On the subject of football shirts, most shirts seen in the street are Birmingham City as opposed to Aston Villa ones. The average working class Brummie is a bluenose (for overseas readers and the footballingly challenged, a bluenose is a person who supports a team who play in blue - as Birmingham City do). Villa is seen as regional and aspirational and nothing much to do with the average working class Brummie, I think.
I live just round the corner from the Birmingham Hippodrome . I haven't been to see anything there yet - basically because there hasn't been anything I have wanted to see. I can pass on Connie Lingus - sorry Fisher and The Sound of Music, thank you. But today there is street theatre on the pavement outside. The street theatre involves young women with hula hoops and loud music. A street person makes his way unsteadily toward the entertainment, can in hand. He is grinning broadly and attempting to gyrate his hips as if in possession of an invisible hula hoop.

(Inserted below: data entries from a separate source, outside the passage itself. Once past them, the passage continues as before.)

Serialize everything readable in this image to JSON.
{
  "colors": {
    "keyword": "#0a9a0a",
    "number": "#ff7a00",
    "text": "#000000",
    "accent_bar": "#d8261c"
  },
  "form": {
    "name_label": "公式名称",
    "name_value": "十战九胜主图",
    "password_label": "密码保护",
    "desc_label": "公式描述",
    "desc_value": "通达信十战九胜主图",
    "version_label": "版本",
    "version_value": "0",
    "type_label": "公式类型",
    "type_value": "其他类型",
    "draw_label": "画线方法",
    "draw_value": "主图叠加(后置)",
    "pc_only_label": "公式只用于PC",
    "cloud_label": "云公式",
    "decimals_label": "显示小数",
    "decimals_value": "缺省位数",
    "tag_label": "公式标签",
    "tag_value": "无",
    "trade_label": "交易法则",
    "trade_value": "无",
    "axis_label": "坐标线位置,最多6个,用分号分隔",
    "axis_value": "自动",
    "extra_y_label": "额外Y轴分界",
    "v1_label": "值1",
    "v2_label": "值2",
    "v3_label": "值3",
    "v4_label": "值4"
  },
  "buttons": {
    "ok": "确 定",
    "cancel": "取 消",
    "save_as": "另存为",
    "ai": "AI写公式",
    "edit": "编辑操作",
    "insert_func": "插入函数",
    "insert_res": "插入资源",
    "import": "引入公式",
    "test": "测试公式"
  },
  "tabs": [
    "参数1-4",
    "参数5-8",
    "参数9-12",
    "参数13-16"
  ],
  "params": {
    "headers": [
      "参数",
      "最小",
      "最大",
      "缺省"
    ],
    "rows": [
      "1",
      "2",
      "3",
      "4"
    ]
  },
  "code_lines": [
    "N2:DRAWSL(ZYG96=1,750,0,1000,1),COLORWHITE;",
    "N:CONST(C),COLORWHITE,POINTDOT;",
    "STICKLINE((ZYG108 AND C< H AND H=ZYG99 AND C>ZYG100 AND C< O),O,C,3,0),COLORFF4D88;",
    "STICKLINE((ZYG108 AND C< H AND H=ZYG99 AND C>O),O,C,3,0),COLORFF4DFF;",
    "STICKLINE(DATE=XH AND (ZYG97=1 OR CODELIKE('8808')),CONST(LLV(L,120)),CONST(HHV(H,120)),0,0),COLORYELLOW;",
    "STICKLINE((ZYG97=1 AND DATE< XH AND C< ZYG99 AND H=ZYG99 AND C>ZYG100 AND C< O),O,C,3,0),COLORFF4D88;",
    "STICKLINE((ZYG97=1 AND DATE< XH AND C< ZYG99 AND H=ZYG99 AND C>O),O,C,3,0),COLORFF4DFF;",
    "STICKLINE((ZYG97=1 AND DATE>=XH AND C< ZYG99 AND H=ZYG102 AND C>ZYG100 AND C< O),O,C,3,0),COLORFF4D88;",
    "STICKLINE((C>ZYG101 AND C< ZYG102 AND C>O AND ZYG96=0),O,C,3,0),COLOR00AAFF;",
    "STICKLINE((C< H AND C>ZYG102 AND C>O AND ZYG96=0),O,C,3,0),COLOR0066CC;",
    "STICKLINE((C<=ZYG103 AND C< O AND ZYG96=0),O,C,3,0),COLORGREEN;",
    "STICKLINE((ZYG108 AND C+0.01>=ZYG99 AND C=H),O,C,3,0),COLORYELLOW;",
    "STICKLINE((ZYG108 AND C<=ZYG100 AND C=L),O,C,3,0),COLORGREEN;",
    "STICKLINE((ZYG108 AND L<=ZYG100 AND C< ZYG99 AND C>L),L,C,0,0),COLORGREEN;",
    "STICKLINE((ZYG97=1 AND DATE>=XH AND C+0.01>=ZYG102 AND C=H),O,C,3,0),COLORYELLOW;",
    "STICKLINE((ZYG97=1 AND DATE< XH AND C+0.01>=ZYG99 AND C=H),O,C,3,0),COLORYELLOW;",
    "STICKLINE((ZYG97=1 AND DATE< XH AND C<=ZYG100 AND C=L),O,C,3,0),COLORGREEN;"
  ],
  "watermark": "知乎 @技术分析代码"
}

I move on. I pass through the Bullring, which is at the corner of High Street and New Street and has apparently been a market since the middle ages. Now it is the point where a collection of shopping malls intersect. Children climb all over the Bullring bull (above) and love to be photographed on it. I head down the High Street.
As usual there are stalls. One has a large display of Korans (or more accurately Qur'ans) on some sort of Muslim evangelical foray. There is often a street evangelist here as well (but not today). I once saw the street evangelist launch into a pair of asian men who were wandering about minding their own business. 'You muslims' he announced. 'You are all murderers! You can only be saved from your sins by the blood of Jesus Christ!' I reflected that he was plainly not getting the hang of the inter-faith dialogue thing and moved very rapidly out of the way. I expect he got away with it, though. He is one seriously big guy.
Next to the man with the Qur'ans is the Socialist Workers Party. As always, as well as a stall they have a megaphone and a petition. The petition is in relation to the Tory cuts. Unsurprisingly, they are against them. The Hippodrome street theatre has a second spot on the High Street today. It appears to involve people dressed as kangaroos on this location. I move briskly past them and the guys selling great fistfuls of inflatable novelty items.
Then on to my weekly treat - fish and chips at John's Fish bar, a place I never go in on a weekday because it is right by the courts and full of clients. They serve a reasonably modest portion for £1.90. This is a bargain. They have a thing about chips round hereabouts (that's fries to American readers). A very kind friend put me up in these parts on and off for much of the first half of last year. One night he suggested fish and chips for dinner. I agreed. We went in the fish and chip shop...
'Two fish and one large chips' he said. 'I have a weakness for chips' I announced, not at all sure that one large portion would be enough for two.
'Just watch' he replied.
The guy shovelled about three large scoops onto the wrapping paper. Then he paused momentarily. Then he shovelled another couple of large scoops. Then he paused again to admire his handiwork. Then he shovelled on another scoop. And then another. Then he finally decided that perhaps the accumulated chip mountain would be sufficient unto our needs. Two of us could not finish the chip mountain between us and the rest was fed to the deer on Cannock Chase. Deer like chips, it emerges. Tonight I'm off to somewhere in Warwickshire for dinner. here is some helpful stuff on hula hooping.